Luther Burbank (March 7, 1849 - April 11, 1926) was an American horticulturalist who developed several new varieties of flowers and vegetables, most notably the Russet Burbank potato, now known as the Idaho potato.
He was born in Lancaster, Massachusetts and moved to Santa Rosa, California in 1875. Here he bought a 17-acre plot of land and, inspired by Darwin's "The Variation of Animals and Plants under Domestication", used it to conduct cross-breeding experiments on plants. His successful efforts include the Shasta daisy, the July Elberta peach, the Santa Rosa plum and the Flaming Gold nectarine.
The Russet Burbank potato was developed by 1871, and was exported to help Ireland recover from The Great Hunger.
His work also spurred the passing of the 1930 "Plant Patent Act" which made it possible to patent new plant varieties.

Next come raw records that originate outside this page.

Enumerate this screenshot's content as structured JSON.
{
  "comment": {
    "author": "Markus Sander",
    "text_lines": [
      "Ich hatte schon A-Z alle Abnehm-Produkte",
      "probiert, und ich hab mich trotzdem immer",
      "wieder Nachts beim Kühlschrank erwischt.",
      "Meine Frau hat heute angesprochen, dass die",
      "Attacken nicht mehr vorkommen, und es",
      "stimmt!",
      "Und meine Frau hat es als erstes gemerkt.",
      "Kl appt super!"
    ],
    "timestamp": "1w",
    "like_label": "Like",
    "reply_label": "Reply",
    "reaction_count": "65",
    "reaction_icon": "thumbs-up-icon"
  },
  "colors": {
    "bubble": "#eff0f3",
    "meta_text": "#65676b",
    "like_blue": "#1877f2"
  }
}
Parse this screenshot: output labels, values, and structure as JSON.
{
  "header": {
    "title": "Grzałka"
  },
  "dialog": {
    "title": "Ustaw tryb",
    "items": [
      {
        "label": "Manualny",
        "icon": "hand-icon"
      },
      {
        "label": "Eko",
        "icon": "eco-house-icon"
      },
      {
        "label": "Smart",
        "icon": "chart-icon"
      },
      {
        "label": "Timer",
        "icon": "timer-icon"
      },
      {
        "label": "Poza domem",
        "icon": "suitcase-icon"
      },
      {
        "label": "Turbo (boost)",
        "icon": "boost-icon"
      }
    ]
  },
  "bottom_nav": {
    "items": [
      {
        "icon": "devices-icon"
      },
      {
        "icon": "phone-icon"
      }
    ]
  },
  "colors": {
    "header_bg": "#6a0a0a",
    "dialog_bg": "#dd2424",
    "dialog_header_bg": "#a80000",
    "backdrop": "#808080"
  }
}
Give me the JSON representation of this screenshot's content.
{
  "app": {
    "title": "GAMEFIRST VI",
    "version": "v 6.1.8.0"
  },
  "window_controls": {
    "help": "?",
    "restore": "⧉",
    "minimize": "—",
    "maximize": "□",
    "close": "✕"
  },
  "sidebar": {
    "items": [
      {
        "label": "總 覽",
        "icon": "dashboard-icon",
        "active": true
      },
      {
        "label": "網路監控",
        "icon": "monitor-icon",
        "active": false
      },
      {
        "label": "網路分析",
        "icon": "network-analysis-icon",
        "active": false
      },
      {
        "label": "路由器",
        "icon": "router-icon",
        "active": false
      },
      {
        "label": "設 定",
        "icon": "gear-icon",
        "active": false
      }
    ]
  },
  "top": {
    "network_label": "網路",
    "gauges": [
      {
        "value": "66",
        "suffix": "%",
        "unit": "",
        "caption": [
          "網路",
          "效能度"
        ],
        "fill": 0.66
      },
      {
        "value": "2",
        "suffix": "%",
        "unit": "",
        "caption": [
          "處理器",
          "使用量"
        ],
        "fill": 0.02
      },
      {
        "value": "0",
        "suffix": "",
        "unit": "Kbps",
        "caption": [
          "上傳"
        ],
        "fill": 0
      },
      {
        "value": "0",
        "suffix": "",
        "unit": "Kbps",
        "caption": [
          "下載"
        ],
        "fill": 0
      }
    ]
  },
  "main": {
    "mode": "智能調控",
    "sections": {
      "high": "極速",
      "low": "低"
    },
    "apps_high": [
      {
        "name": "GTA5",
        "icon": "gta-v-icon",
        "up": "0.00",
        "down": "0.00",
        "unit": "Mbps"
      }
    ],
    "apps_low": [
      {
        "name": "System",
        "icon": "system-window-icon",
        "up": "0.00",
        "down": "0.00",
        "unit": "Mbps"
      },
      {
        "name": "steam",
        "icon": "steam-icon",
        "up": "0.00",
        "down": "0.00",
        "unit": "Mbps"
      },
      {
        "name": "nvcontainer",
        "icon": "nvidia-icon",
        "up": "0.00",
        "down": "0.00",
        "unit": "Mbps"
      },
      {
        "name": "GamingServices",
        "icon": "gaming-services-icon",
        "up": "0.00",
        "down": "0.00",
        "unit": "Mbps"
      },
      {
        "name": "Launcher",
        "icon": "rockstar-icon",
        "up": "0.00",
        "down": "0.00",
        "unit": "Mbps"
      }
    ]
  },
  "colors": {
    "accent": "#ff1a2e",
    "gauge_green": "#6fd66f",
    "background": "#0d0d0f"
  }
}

Burbank was also interested in spiritual issues and educational reform. During the last several years of his life he was a friend of Paramahansa Yogananda, who wrote about him in Chapter 38 of his autobiography, describing him as the ideal of an American saint.
"How Plants Are Treated to Work for Man" - 1921